What is CVI?
Chronic venous insufficiency (CVI) is a common cause of leg pain and swelling, and is commonly associated with varicose veins. It occurs when the valves of the veins do not function properly, and the circulation of blood in the leg veins is impaired. CVI may affect up to 20% of adults. CVI can be caused by damaged valves in the veins or vein blockage. Both may be a result of deep-vein thrombosis (DVT) or blood clots in the deep veins of the legs. If a clot does form in the superficial veins, there is a very low risk of DVT occurring. Over time, CVI may result in varicose veins, swelling and discoloration of the legs, itching and the development of ulcers near the ankles.
Vein problems are among the most common chronic conditions in North America. In fact, more people lose work time from vein disorders than from artery disease. By the age of 50, nearly 40 percent of women and 20 percent of men have significant leg vein problems. Although varicose veins are thought to be slightly more frequent in men than in women, that could be, in part, because many men delay evaluation and treatment until a later stage of the vein disorder. Spider veins occur much more frequently in women. It is estimated that at least 20 to 25 million Americans have varicose veins.
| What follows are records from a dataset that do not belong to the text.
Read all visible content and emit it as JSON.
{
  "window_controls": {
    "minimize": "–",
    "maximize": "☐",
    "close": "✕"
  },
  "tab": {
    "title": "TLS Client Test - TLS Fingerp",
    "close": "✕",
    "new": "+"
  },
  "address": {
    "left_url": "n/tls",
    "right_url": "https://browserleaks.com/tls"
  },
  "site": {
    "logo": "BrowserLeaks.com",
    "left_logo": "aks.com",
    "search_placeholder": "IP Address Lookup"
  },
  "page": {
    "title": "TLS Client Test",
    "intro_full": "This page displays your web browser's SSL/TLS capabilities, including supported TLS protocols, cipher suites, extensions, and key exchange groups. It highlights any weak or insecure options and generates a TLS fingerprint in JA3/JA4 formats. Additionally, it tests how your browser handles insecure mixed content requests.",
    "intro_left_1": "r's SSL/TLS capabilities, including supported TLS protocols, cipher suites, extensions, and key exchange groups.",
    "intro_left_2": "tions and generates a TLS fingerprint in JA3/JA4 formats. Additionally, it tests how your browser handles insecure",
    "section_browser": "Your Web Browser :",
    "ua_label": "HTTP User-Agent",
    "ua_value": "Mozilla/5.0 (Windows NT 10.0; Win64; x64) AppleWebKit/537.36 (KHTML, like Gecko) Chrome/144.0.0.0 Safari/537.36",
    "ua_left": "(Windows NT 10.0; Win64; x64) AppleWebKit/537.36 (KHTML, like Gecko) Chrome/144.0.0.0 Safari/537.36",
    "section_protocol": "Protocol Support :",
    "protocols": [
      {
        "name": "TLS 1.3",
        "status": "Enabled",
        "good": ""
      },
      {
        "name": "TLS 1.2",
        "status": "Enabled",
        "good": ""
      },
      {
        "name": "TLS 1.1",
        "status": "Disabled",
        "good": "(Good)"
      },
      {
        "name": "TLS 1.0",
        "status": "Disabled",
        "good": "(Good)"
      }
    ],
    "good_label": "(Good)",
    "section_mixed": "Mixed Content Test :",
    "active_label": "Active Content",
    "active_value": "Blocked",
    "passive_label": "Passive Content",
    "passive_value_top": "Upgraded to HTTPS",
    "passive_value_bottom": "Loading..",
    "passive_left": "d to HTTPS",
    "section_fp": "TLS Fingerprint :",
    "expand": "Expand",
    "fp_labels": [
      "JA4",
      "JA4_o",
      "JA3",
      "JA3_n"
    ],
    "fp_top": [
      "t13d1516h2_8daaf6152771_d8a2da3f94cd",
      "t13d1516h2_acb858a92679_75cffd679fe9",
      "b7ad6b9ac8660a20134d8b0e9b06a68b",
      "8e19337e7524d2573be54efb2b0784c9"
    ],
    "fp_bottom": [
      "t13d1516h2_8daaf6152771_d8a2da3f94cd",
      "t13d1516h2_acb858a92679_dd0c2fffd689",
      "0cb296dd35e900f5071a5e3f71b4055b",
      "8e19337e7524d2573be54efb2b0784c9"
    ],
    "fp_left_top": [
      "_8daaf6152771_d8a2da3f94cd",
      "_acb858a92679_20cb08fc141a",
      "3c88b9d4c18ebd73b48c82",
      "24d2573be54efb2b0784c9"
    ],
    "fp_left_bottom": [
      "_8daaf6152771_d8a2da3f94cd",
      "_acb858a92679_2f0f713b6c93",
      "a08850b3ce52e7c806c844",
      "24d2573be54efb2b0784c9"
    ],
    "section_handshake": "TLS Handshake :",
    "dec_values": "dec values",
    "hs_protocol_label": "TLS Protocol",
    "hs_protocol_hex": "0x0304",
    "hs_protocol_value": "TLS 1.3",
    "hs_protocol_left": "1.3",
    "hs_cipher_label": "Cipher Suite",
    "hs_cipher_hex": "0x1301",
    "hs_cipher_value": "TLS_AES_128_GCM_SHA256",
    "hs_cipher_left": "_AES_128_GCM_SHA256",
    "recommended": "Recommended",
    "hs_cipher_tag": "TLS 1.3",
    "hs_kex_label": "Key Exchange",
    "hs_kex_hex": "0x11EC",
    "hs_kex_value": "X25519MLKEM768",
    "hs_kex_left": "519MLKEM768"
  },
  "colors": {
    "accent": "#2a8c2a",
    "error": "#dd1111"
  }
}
What is the cause of chronic venous insufficiency?
The cause of CVI is related either to poorly functioning vein valves or blockage in the veins. Vein valves are designed to allow blood to flow against gravity from the legs back to the heart. When the values fail to close properly, gravity wins and the flow reverses. This is called venous reflux. Vein valves may fail to close due to either:
- vein wall weakness that causes the vein to enlarge so that the valves can’t close,
- a history of blood clots or deep vein thrombosis in the vein that damage the valve, or
- an absence of vein valves since birth.
Varicose veins are hereditary most of the time and generally occur in several members of the same family. Much less commonly, varicose veins develop after a trauma or injury. Regardless of the cause, defective valves cause a build up of pressure of the blood in the leg, leading to venous hypertension or high blood pressure in the vein. This may result in enlargement of the varicose veins and an increased likelihood of other symptoms such as swelling, skin changes and ulcers at the ankles or lower leg. Valve failure and venous reflux can also occur in the veins that are unseen, such as the saphenous veins (which run from the foot to the thigh), or in the deep veins. Reflux in these veins is often the underlying cause of painful varicose veins. Venous reflux is a condition that is progressive. If left untreated, it can worsen and cause more advanced symptoms of CVI. On occasion, the cause of the problem isn’t even in the legs, but is in the pelvis. Here, blockage of the veins may severely aggravate the symptoms of varicose veins, thus requiring separate treatment.